Let’s think of family dispute resolution as a spectrum. On one side, there is bilateral negotiation between the spouses, or they may be assisted by a mediator who helps with their communications and settlement. The parties retain control over their own process. They may use a mediator or family lawyer for independent legal advice, but it’s their process and they are empowered as the decision-makers. On the other side of the spectrum is litigation, and this is where the decision-maker is now a judge. That judge may be assisted by legal counsel, but the mandate is as a third-party decision-maker. Between these process points of negotiation mediation as apart from the court, there is a range of other possibilities in balancing the party’s control over their own process structure which can include collaborative family law, a hybrid mediation-arbitration model (med-arb), cooperative negotiation, or family arbitration. These options may include specially trained individuals or specific residual issue resolution arrangements, but any such professional intervention respects the important dimension of the clients retaining control over their process decisions, timing, and settlement. Out-of-court processes generally seem more responsive to the client’s interests and timing than the public domain of court. At the same time, litigation may be considered appropriate as the necessary choice for reasons pertaining to the protection of the court.
For the most part, however, the court is viewed as the option of last resort. So no, you would not need to go to court, although the court may be viewed as a dispute-resolution option. In the event that the divorce mediation is at an impasse, you and your lawyer are more likely to consider a change of private family-dispute resolution, perhaps enlarging to a human-relations mediator for parenting issues or a family arbitration for any remaining financial issues. That’s the special attraction of the mediation: it’s adaptable to particular challenges that may develop in the client’s determined approach to get it done in a timely manner. A competent family mediator would be open to the parties’ consideration of other process options and may very well organize independent legal advice by the respective counsel on the point of the most effective next step. In my 18 years of experience as a divorce mediator, I have rarely if ever witnessed the jump way over to the extreme of court, at the first impasse.

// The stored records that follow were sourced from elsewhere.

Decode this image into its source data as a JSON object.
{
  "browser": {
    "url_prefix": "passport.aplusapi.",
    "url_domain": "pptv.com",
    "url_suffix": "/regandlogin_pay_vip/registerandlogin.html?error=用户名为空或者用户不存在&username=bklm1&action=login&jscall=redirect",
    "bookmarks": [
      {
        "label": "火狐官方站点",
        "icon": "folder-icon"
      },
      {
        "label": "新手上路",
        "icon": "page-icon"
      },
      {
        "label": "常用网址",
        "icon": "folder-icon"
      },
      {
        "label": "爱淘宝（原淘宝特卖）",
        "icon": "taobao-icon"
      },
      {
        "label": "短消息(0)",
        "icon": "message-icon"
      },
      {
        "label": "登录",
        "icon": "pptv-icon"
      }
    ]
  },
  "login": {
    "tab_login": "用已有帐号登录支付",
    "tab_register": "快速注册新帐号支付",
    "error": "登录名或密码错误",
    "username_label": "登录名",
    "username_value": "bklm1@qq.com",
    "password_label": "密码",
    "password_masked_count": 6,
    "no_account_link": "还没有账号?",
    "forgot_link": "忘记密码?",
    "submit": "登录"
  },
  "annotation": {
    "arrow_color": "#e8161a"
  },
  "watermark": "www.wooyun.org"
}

Nigel Macleod practises family law, mediation, and Collaborative Divorce in Ottawa.